- Marginalizing the targeted group’s role in society – The propaganda now in place and having successfully painted Christians as bad and against freedom, the persecutors now seek legal and social means to remove adherent Christians from the mainstream of life. No public expression of faith is now allowed. Faith is to be kept behind the walls of the Church. Any decisions affecting anyone in the public must fall in lockstep with the dominant anti-God dogma.
- Criminalizing the targeted group or its works – At this stage increasingly people will have to go to court just to exercise their rights to practice their religion. Laws will be passed taking away those rights.
- Persecuting the targeted group outright – The faith is outlawed. Practicing Christians go to jail or worse.
According to Monsignor Pope’s list, we are somewhere between stage two and stage four with some examples of stage five in this country and Canada, and many examples between stages four and five worldwide. If you are working or training in medical fields, you might be further along this scale than the average American Christian. If you live in an area where the Christian faith is dominant, you might not even be experiencing the first stage yet, at least not from local sources.

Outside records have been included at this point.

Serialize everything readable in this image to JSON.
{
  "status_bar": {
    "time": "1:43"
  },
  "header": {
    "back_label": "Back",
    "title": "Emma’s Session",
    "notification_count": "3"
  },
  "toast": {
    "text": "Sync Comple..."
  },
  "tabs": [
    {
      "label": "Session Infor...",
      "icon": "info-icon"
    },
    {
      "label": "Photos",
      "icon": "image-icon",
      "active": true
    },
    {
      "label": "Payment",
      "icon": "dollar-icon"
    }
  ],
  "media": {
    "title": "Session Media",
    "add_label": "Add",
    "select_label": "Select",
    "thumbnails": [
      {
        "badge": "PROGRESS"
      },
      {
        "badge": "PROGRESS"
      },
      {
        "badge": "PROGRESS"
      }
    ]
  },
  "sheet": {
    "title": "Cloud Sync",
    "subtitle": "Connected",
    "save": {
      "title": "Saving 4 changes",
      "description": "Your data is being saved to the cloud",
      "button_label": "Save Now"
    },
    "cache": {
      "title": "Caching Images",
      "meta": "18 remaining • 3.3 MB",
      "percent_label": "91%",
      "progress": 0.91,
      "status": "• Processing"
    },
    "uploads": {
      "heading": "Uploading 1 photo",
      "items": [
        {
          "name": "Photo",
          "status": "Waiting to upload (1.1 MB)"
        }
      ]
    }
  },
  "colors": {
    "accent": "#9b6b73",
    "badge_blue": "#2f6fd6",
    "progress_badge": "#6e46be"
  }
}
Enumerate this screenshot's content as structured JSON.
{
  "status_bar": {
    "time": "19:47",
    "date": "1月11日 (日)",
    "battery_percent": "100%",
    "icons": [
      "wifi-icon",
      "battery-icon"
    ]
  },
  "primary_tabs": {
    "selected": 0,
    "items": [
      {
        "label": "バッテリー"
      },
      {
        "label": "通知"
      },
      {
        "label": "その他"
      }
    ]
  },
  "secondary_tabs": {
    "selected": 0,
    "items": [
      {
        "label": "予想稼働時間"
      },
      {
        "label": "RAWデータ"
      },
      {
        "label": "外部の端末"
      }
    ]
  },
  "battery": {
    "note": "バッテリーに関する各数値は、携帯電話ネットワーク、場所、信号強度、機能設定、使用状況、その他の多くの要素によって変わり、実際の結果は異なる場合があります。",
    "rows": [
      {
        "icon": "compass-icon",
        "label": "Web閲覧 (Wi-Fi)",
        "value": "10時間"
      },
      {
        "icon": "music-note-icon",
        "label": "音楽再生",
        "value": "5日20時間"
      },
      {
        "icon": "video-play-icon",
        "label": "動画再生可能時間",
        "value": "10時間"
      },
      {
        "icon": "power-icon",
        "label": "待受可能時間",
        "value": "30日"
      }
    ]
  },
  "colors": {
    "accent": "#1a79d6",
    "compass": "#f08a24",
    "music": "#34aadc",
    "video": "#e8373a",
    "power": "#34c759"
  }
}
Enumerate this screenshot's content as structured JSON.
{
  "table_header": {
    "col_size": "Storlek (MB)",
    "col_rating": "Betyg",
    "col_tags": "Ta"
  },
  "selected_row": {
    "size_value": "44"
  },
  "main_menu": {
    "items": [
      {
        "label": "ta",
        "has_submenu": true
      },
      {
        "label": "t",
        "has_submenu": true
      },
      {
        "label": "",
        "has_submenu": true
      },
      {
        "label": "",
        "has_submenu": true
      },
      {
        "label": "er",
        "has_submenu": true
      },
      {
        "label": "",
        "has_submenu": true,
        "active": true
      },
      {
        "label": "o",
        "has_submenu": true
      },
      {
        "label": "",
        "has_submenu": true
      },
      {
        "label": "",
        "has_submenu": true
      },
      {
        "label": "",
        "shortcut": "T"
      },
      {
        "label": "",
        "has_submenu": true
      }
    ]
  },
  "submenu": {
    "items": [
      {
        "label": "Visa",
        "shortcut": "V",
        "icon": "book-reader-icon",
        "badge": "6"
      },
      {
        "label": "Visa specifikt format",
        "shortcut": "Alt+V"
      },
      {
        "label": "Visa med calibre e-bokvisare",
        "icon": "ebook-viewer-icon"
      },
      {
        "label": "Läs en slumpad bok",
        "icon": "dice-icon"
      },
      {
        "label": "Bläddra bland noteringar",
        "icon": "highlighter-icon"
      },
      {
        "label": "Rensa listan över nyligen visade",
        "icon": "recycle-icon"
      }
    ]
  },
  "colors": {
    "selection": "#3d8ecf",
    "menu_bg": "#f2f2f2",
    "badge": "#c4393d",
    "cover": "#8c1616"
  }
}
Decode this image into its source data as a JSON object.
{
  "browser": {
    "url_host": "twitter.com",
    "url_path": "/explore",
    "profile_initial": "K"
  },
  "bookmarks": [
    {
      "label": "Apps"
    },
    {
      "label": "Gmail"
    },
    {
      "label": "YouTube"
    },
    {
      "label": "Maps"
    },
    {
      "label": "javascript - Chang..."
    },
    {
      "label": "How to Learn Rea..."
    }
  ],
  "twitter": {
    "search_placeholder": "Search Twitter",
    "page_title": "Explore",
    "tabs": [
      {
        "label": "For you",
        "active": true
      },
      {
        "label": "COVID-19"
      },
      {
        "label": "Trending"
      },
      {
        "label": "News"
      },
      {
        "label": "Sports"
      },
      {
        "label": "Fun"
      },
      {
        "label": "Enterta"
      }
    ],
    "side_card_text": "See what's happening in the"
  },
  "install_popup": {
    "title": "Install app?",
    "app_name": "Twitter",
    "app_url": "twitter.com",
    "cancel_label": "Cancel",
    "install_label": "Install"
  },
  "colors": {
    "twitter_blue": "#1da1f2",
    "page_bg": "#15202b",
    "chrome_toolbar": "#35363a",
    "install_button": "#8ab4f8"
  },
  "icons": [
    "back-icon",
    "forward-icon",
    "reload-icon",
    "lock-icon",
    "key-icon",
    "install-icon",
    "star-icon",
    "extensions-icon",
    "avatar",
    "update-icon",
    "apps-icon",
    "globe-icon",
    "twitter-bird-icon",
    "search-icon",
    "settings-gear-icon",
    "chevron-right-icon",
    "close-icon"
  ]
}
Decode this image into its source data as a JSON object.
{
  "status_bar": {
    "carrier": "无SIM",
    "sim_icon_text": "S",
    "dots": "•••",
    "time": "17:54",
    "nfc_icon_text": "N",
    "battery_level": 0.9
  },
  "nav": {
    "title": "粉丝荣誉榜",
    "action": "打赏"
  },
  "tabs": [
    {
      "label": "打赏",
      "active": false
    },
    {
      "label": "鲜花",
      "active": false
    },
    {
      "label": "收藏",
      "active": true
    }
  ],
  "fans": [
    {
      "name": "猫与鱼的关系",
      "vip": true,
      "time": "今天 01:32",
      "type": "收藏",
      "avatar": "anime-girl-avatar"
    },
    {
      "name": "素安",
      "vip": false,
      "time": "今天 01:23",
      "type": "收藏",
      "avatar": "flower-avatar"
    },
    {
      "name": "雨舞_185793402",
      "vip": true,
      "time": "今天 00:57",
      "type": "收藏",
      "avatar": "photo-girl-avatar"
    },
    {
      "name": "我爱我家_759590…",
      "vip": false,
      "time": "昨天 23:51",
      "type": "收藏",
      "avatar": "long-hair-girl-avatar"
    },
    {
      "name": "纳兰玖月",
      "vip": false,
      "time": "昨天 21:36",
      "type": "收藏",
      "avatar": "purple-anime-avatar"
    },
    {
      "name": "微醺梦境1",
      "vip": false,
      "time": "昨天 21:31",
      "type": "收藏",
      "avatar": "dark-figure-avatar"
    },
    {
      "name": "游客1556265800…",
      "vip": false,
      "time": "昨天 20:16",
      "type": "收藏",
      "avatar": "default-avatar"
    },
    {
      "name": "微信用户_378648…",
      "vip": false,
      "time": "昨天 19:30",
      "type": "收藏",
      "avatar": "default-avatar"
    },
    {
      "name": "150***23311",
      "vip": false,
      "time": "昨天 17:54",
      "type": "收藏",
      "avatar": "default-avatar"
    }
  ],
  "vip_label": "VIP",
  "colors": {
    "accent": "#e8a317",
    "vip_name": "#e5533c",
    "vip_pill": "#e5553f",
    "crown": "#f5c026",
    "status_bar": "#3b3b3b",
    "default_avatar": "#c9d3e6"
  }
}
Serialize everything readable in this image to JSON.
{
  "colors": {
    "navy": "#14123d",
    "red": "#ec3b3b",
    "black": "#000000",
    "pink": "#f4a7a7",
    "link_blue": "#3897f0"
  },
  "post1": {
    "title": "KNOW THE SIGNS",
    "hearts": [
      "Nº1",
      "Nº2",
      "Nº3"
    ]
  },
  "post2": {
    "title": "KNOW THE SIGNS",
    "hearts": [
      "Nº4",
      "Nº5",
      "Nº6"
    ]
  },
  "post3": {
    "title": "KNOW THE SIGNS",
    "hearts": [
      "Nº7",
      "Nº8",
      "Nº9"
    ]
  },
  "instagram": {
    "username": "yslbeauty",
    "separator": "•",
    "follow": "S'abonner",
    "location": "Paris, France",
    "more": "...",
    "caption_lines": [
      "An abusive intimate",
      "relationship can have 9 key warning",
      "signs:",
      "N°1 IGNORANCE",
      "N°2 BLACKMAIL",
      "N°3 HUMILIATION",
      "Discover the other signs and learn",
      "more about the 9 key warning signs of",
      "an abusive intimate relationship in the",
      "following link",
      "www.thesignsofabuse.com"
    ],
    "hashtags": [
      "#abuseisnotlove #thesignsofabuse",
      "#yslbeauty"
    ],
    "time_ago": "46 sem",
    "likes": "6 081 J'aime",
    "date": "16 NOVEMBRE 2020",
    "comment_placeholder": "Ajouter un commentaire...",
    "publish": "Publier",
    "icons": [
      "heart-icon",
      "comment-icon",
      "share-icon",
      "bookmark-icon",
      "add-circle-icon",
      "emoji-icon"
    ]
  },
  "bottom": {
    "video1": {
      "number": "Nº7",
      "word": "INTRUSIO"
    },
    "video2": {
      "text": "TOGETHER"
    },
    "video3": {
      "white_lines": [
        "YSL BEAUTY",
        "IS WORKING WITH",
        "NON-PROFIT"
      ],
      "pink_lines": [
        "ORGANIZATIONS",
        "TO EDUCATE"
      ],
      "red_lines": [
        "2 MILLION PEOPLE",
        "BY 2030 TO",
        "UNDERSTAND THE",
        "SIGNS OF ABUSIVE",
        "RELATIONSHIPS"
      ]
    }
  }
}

The progression we have seen over the past 50 to 100 years, or even since the so-called “Enlightenment” of the late 17th century, does not appear to be halting nor reversing. Barring heavenly intervention, 21st century Christians need to be spiritually prepared for the possibility that the remainder of the century might look a lot more like the days of the catacombs than the days in which we were raised and formed.
We might just need a Spiritual Communion liturgy in place in every missalette before things progress much further. It could be a powerful font of grace for a very dark time, giving courage and strength when these both are almost despaired of.
Written with the Mind of the Church for the Body of Christ
Of course, this liturgy would have to be carefully written so there would be no lay usurping of any ordained role. Overcoming this challenge would allow the priestless laity to pray along with the Mass they are unable to participate in due to persecution, disaster, priestly shortage or any other reason.
Perhaps the laity are already doing this somewhere. It seems as though it should be an approved form, centuries old. In a way, I do this on my own on the days I’m unable to go to Mass and derive great strength and comfort from it. But the “communal” characteristic is important for the Church, the Church in crisis especially.
A Spiritual Communion service could be a simple grace offered to those who need it most, those deprived of the Body and Blood of our Lord Jesus Christ.
Lord, you know that we depend upon you every day. There are so many times and places where we Catholics are unable to receive you physically. For some of us receiving you is an extreme rarity. Please help us to come together in a suitable way to receive you spiritually within the Body of Christ, using the gift of the liturgy.